Finally, the report shows that attendance patterns can be shaped not only by perennial cost and time issues, but also by cultural context. For example, African Americans and Asians are more likely than other racial and ethnic groups to attend performances supporting community events, and 79% of first-generation Hispanic immigrants saw performances and exhibitions as an opportunity to celebrate their cultural heritage. (By contrast, only 4.4% of US-born non-Hispanic whites mentioned cultural heritage as a motivating factor.) Several intriguing education-related findings included the fact that more than three-quarters of individuals with less than a high school diploma or GED indicated “learning something new” as a motivation for attendance, compared to 63% of those who had finished high school.
“When Going Gets Tough” confirms that reasons for non-attendance are complex and personal, and even (or especially) when armed with lots of data, there’s no one-size-fits-all solution to improving participation across all disciplines and individuals.

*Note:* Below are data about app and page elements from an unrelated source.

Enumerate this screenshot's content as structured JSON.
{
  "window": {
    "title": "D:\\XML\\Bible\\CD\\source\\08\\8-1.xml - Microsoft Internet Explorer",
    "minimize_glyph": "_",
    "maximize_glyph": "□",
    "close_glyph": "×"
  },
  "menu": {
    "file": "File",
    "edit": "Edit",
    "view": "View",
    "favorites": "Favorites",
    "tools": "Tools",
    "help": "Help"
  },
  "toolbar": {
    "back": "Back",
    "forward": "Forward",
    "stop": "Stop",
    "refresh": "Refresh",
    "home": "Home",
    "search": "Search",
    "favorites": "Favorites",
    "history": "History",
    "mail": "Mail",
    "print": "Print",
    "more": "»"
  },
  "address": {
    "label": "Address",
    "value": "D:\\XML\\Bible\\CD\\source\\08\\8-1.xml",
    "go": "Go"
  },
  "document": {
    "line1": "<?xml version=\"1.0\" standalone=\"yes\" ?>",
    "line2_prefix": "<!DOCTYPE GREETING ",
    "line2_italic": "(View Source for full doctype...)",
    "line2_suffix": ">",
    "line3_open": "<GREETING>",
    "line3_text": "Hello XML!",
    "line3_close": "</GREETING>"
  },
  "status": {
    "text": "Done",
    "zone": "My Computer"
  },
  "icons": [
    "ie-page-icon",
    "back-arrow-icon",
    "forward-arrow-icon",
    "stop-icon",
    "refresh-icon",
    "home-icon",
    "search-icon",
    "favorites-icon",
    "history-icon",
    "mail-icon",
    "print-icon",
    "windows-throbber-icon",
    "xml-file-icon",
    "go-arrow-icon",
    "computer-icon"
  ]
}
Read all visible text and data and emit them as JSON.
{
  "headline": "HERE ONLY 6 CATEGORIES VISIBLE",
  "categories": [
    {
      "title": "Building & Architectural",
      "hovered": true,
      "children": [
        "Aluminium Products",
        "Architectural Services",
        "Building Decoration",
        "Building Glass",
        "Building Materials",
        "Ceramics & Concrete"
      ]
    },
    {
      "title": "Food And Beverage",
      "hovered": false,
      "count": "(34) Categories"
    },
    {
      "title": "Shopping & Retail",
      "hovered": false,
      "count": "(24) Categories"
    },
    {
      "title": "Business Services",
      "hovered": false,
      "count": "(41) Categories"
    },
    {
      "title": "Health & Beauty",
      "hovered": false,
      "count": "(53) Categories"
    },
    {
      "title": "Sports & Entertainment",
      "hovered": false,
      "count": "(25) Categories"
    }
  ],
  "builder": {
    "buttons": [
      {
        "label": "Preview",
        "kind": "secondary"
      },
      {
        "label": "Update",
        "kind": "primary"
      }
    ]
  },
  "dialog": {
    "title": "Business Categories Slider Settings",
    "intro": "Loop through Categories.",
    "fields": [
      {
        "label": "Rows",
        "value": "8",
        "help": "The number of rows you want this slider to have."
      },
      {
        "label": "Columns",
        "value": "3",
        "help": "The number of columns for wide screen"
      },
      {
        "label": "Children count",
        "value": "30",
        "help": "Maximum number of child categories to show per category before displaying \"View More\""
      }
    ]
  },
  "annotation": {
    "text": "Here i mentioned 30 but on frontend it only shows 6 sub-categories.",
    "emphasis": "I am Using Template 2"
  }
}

The “arts” are not “The Arts,” a homogenous monolith with homogenous strategies. Rather, “the arts” are a mosaic of disciplines and sub-disciplines, of artists and thinkers, of administrators and producers and curators, of venue owners and critics, and of audience members – each with their own unique relationship to the field. Still, there is much practitioners can learn from the statistics unearthed here by the NEA. The Venn diagram of sorts that emerges from the data put forth can be extremely specific, if we want or need it to be, and we now have an actual idea as to why, for example, a first-generation, retired, working-class Hispanic individual might attend a community concert, or what spurred the mid-thirties, middle-class mother of two to bring her kids to the MOMA. The first step, of course, is figuring out where in that Venn diagram our audience for a particular event sits (or where we want them to sit.) And the second, that of addressing the needs and expectations of interested non-attendees – and actually getting them in the door – might turn out a bit more successfully when armed with reports such as these.
Cover image of a gallery show by flickr user Brainfloat, via flickr Creative Commons license.